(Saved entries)

———

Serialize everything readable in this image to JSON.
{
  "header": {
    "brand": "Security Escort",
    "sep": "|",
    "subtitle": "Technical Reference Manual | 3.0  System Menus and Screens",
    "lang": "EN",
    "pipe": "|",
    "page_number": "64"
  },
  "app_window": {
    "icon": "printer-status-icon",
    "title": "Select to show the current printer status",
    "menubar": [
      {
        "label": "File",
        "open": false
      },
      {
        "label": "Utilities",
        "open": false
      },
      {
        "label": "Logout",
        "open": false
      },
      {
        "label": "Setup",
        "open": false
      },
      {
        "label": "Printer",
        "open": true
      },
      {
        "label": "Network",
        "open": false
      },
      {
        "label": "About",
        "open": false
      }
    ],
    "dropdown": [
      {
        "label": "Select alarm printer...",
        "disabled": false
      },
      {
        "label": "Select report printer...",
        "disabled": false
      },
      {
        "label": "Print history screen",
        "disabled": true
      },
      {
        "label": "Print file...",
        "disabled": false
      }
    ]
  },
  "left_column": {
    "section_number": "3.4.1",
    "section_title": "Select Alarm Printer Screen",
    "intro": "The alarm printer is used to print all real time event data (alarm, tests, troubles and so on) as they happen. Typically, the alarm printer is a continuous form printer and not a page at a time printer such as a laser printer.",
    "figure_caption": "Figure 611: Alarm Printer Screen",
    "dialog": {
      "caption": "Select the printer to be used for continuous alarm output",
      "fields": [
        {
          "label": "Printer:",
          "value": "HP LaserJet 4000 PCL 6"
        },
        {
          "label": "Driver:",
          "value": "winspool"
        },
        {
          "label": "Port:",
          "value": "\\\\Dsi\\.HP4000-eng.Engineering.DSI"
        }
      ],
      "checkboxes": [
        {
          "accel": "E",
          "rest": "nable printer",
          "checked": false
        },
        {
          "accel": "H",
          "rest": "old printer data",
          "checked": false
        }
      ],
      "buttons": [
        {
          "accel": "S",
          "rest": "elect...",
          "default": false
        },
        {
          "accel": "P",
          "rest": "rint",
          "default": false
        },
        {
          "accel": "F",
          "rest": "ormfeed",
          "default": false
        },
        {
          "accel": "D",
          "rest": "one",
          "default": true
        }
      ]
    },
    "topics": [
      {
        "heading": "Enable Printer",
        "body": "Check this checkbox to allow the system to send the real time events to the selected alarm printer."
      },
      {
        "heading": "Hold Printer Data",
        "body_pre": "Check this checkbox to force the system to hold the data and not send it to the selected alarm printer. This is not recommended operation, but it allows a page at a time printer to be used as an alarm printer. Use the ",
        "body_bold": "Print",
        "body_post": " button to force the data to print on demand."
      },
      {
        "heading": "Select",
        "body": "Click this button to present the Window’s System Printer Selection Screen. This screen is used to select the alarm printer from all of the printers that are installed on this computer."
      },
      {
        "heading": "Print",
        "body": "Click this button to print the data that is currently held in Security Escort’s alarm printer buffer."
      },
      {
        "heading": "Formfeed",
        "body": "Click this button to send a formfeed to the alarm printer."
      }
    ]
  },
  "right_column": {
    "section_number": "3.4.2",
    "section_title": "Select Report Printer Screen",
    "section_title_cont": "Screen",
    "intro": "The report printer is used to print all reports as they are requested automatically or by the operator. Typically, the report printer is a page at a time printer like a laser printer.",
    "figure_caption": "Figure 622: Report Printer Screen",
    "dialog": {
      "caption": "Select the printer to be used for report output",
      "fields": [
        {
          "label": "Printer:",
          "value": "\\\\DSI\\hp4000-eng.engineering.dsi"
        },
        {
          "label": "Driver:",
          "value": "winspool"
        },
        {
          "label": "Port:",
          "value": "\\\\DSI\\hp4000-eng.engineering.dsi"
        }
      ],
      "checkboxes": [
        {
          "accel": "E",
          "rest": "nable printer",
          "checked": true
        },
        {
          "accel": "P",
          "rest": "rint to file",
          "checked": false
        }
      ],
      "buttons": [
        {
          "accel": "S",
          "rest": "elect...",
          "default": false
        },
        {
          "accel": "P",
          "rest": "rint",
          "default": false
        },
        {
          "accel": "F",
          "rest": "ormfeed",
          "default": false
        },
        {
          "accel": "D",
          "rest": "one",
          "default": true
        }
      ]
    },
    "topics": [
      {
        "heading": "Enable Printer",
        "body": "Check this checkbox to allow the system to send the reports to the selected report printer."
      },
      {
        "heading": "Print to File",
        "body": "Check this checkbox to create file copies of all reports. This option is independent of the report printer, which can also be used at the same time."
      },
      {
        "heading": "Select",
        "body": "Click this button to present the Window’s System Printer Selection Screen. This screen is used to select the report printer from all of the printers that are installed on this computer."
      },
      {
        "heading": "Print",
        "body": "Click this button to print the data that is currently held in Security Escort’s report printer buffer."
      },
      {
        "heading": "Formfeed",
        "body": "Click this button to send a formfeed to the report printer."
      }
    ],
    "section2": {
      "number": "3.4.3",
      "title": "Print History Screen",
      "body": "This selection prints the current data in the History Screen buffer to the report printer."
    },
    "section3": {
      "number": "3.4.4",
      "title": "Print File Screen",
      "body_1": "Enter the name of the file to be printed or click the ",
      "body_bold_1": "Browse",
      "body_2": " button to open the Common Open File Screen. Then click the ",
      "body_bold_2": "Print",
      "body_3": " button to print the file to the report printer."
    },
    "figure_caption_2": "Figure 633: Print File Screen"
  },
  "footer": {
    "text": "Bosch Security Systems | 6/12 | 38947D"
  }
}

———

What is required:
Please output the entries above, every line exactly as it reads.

Output of the exercise:
Serialize everything readable in this image to JSON.
{
  "header": {
    "brand": "Security Escort",
    "sep": "|",
    "subtitle": "Technical Reference Manual | 3.0  System Menus and Screens",
    "lang": "EN",
    "pipe": "|",
    "page_number": "64"
  },
  "app_window": {
    "icon": "printer-status-icon",
    "title": "Select to show the current printer status",
    "menubar": [
      {
        "label": "File",
        "open": false
      },
      {
        "label": "Utilities",
        "open": false
      },
      {
        "label": "Logout",
        "open": false
      },
      {
        "label": "Setup",
        "open": false
      },
      {
        "label": "Printer",
        "open": true
      },
      {
        "label": "Network",
        "open": false
      },
      {
        "label": "About",
        "open": false
      }
    ],
    "dropdown": [
      {
        "label": "Select alarm printer...",
        "disabled": false
      },
      {
        "label": "Select report printer...",
        "disabled": false
      },
      {
        "label": "Print history screen",
        "disabled": true
      },
      {
        "label": "Print file...",
        "disabled": false
      }
    ]
  },
  "left_column": {
    "section_number": "3.4.1",
    "section_title": "Select Alarm Printer Screen",
    "intro": "The alarm printer is used to print all real time event data (alarm, tests, troubles and so on) as they happen. Typically, the alarm printer is a continuous form printer and not a page at a time printer such as a laser printer.",
    "figure_caption": "Figure 611: Alarm Printer Screen",
    "dialog": {
      "caption": "Select the printer to be used for continuous alarm output",
      "fields": [
        {
          "label": "Printer:",
          "value": "HP LaserJet 4000 PCL 6"
        },
        {
          "label": "Driver:",
          "value": "winspool"
        },
        {
          "label": "Port:",
          "value": "\\\\Dsi\\.HP4000-eng.Engineering.DSI"
        }
      ],
      "checkboxes": [
        {
          "accel": "E",
          "rest": "nable printer",
          "checked": false
        },
        {
          "accel": "H",
          "rest": "old printer data",
          "checked": false
        }
      ],
      "buttons": [
        {
          "accel": "S",
          "rest": "elect...",
          "default": false
        },
        {
          "accel": "P",
          "rest": "rint",
          "default": false
        },
        {
          "accel": "F",
          "rest": "ormfeed",
          "default": false
        },
        {
          "accel": "D",
          "rest": "one",
          "default": true
        }
      ]
    },
    "topics": [
      {
        "heading": "Enable Printer",
        "body": "Check this checkbox to allow the system to send the real time events to the selected alarm printer."
      },
      {
        "heading": "Hold Printer Data",
        "body_pre": "Check this checkbox to force the system to hold the data and not send it to the selected alarm printer. This is not recommended operation, but it allows a page at a time printer to be used as an alarm printer. Use the ",
        "body_bold": "Print",
        "body_post": " button to force the data to print on demand."
      },
      {
        "heading": "Select",
        "body": "Click this button to present the Window’s System Printer Selection Screen. This screen is used to select the alarm printer from all of the printers that are installed on this computer."
      },
      {
        "heading": "Print",
        "body": "Click this button to print the data that is currently held in Security Escort’s alarm printer buffer."
      },
      {
        "heading": "Formfeed",
        "body": "Click this button to send a formfeed to the alarm printer."
      }
    ]
  },
  "right_column": {
    "section_number": "3.4.2",
    "section_title": "Select Report Printer Screen",
    "section_title_cont": "Screen",
    "intro": "The report printer is used to print all reports as they are requested automatically or by the operator. Typically, the report printer is a page at a time printer like a laser printer.",
    "figure_caption": "Figure 622: Report Printer Screen",
    "dialog": {
      "caption": "Select the printer to be used for report output",
      "fields": [
        {
          "label": "Printer:",
          "value": "\\\\DSI\\hp4000-eng.engineering.dsi"
        },
        {
          "label": "Driver:",
          "value": "winspool"
        },
        {
          "label": "Port:",
          "value": "\\\\DSI\\hp4000-eng.engineering.dsi"
        }
      ],
      "checkboxes": [
        {
          "accel": "E",
          "rest": "nable printer",
          "checked": true
        },
        {
          "accel": "P",
          "rest": "rint to file",
          "checked": false
        }
      ],
      "buttons": [
        {
          "accel": "S",
          "rest": "elect...",
          "default": false
        },
        {
          "accel": "P",
          "rest": "rint",
          "default": false
        },
        {
          "accel": "F",
          "rest": "ormfeed",
          "default": false
        },
        {
          "accel": "D",
          "rest": "one",
          "default": true
        }
      ]
    },
    "topics": [
      {
        "heading": "Enable Printer",
        "body": "Check this checkbox to allow the system to send the reports to the selected report printer."
      },
      {
        "heading": "Print to File",
        "body": "Check this checkbox to create file copies of all reports. This option is independent of the report printer, which can also be used at the same time."
      },
      {
        "heading": "Select",
        "body": "Click this button to present the Window’s System Printer Selection Screen. This screen is used to select the report printer from all of the printers that are installed on this computer."
      },
      {
        "heading": "Print",
        "body": "Click this button to print the data that is currently held in Security Escort’s report printer buffer."
      },
      {
        "heading": "Formfeed",
        "body": "Click this button to send a formfeed to the report printer."
      }
    ],
    "section2": {
      "number": "3.4.3",
      "title": "Print History Screen",
      "body": "This selection prints the current data in the History Screen buffer to the report printer."
    },
    "section3": {
      "number": "3.4.4",
      "title": "Print File Screen",
      "body_1": "Enter the name of the file to be printed or click the ",
      "body_bold_1": "Browse",
      "body_2": " button to open the Common Open File Screen. Then click the ",
      "body_bold_2": "Print",
      "body_3": " button to print the file to the report printer."
    },
    "figure_caption_2": "Figure 633: Print File Screen"
  },
  "footer": {
    "text": "Bosch Security Systems | 6/12 | 38947D"
  }
}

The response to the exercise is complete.